While the figures for fatalities and serious injuries on the whole is staggering, one should take the time to acknowledge success where safety has been improved. Overall, the number of serious injuries and deaths per 100 miles driven has fallen. The real issue behind the ongoing rise in road accident death and injury may be the fact that Nevada’s road users are putting more miles on their vehicles.

As mentioned, deaths due to drunk driving have fallen. Year-to-date information from NOTS shows a 30% drop in drunk driving deaths and incidents for Clark county so far in 2016. The other success story on Las Vegas roads is the apparent decrease in motorcycle accidents and deaths – year on year data for 2016 shows a 75% improvement in the fatality rate for bikers.

Multiple contributing factors

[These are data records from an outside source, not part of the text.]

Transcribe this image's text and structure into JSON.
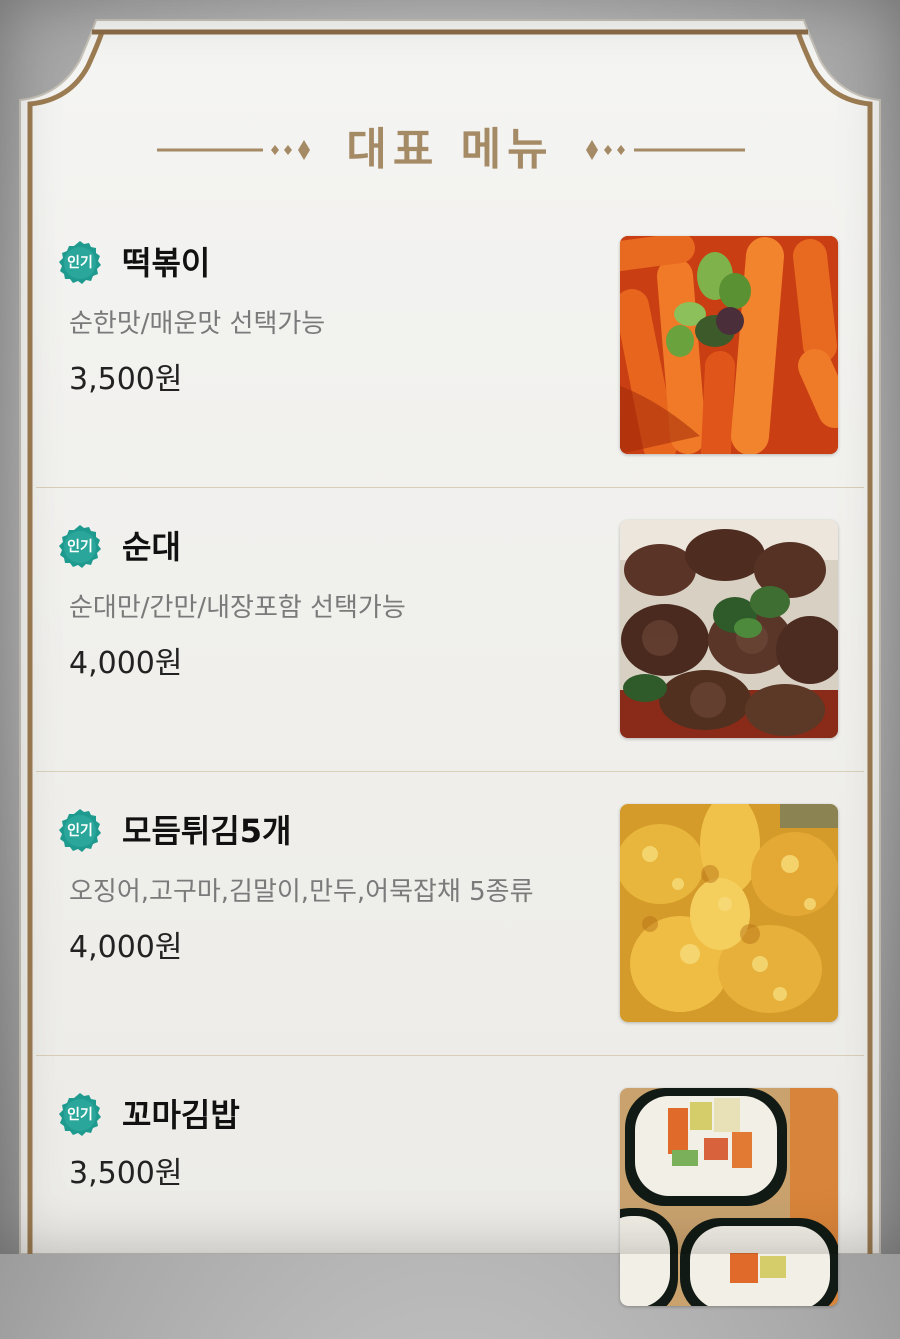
{
  "section": {
    "title": "대표 메뉴"
  },
  "items": [
    {
      "badge": "인기",
      "name": "떡볶이",
      "desc": "순한맛/매운맛 선택가능",
      "price": "3,500원",
      "photo_icon": "tteokbokki-photo"
    },
    {
      "badge": "인기",
      "name": "순대",
      "desc": "순대만/간만/내장포함  선택가능",
      "price": "4,000원",
      "photo_icon": "sundae-photo"
    },
    {
      "badge": "인기",
      "name": "모듬튀김5개",
      "desc": "오징어,고구마,김말이,만두,어묵잡채 5종류",
      "price": "4,000원",
      "photo_icon": "fried-assortment-photo"
    },
    {
      "badge": "인기",
      "name": "꼬마김밥",
      "price": "3,500원",
      "photo_icon": "mini-gimbap-photo"
    }
  ],
  "colors": {
    "gold": "#a58a66",
    "badge_teal": "#1f9a8e",
    "frame_brown": "#8a6c46"
  }
}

Where a car accident lawyer Las Vegas is concerned, Las Vegas is peppered with variables that can lead to serious injuries and fatalities in collisions. The combination of high visitor numbers, multiple roadside attractions, a population boom, and increasing driver distraction in the metro area can be punishing for drivers, passengers and all-too-often, pedestrians. While intoxication still plays a role in car accident injury and death, the number of intoxication-related accidents has dropped in recent years.  At the same time, incidents where drivers and/or passengers in car crashes are killed or injured due to improper seatbelt use continue to happen.

What can be done

The Zero Fatalities Initiative has improved resources for road safety across the board. By providing awareness campaigns, better education resources and directing road improvements, Nevada’s driving culture has an improved focus on safety. But all road users can do more to bolster safety:

  • Impaired driving: do not drive under the influence of drugs or alcohol, and refuse to allow others to do so. In addition to the known dangers of alcohol and illicit substances, some prescription medications can impair driving ability so take care to read the labels;
  • Distracted driving: do not eat, do your makeup, shave, watch movies, play games, send messages or take photos while driving. This might seem like common sense, but the majority of road users admit to multi-tasking while driving, which can have fatal results;
  • Wear seatbelts: the most effective means of protection in the event of a collision is using the appropriate safety restraint;
  • Stop: whether driving, walking or cycling if the light is red stop. The National Coalition for Safer Roads named Las Vegas the nation’s fourth-worst offender for fatalities due to drivers skipping through red lights in 2015;
  • Be aware: both of the road conditions and other road users, the onus for road safety is on all of those driving, riding and walking the streets. Be visible and be alert to stay safe.